Surprisingly, mobile security compromises were actually down as compared to any of the three previous years. However, the number is still not good (23%) considering nearly a quarter of organizations can expect mobile device breaches. The report also notes that companies were more likely to not detect and report breaches this past year due to IT and security teams being overwhelmed, so that number may not be accurate.
What can be said for certain is that mobile risk is already high and still growing. 50% of respondents feel that mobile device risk is growing faster than any other category, and 70% said that it had measurably increased for their company during the pandemic.
The report asked respondents exactly what corners their organizations were cutting. Slightly under half are regularly testing all security systems and processes. 60% do not always encrypt sensitive data when sending it over public networks. 61% do not always change default or vendor-supplied passwords. In spite of this, and the increased workload and security challenges, the overwhelming majority (about 80%) report a high level of confidence in their ability to spot compromised employee devices.
The habits and practices of remote workers are also examined in detail in Verizon’s report. For example, the rise of “shadow IT” mobile security issues can very likely be traced back to the fact that 89% of workers reporting having a connectivity issue or some sort of poor user experience while trying to work remotely during the pandemic. 97% also reported increased use of managed device for personal business, even though company policy often forbids it. And about 30% of organizations are allowing employees to use their own personal device for work.
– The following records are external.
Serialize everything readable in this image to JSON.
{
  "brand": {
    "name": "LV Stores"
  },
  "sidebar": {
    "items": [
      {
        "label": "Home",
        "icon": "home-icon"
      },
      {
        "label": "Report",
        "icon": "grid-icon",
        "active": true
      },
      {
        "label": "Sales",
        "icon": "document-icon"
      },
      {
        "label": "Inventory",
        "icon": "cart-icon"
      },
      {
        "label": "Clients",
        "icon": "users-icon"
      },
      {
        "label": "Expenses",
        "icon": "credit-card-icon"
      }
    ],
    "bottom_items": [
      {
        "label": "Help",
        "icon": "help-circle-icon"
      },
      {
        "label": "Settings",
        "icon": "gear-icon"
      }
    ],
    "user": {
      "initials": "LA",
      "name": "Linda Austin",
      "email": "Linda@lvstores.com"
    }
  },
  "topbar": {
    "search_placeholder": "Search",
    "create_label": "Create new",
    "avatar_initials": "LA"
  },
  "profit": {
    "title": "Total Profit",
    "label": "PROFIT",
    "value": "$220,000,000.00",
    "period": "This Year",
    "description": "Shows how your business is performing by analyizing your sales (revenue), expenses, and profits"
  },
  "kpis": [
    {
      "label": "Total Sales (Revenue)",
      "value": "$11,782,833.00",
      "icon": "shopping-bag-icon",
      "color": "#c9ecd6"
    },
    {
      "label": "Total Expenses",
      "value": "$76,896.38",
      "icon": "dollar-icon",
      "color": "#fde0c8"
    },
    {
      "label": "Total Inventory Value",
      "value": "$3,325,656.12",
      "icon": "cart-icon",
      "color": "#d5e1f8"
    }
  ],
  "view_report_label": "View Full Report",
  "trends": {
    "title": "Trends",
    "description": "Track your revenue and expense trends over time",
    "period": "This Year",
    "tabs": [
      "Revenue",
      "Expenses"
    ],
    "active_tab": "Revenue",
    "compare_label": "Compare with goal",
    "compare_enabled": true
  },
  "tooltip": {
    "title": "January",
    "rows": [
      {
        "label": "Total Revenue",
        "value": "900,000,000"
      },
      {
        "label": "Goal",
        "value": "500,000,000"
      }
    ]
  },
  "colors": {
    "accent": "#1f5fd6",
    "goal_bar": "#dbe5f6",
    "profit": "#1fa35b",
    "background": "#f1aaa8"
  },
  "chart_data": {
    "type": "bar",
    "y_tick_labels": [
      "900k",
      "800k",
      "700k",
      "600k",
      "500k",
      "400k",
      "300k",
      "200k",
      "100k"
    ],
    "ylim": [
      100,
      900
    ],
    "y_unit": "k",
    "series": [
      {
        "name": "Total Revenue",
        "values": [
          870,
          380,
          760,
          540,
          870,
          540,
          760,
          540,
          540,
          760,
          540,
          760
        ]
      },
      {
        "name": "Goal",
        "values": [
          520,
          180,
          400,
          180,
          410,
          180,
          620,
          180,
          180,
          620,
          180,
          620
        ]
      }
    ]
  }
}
Given these trends, the report posits that phones and tablets need to be treated as primary devices given that they often have access to sensitive and valuable corporate data that was once reserved for computers on the company network. These devices may not only be carrying confidential business information, but can also be used as a stepping stone for greater access to the network. George McGregor, VP of Marketing for Approov, points out that this has emerged as a particular issue for certain industries during the pandemic: “A good example is in healthcare, where medical professionals used to access the medical and administrative applications they needed from within a trusted hospital network with trusted devices (owned and managed by the hospital), but with the explosion of virtual healthcare they are now accessing medical apps, medical devices and accessing sensitive patient data from apps on their own mobile devices while on the move or at home. This changing access profile means that mobile apps and their new APIs create a new attack surface for bad actors.”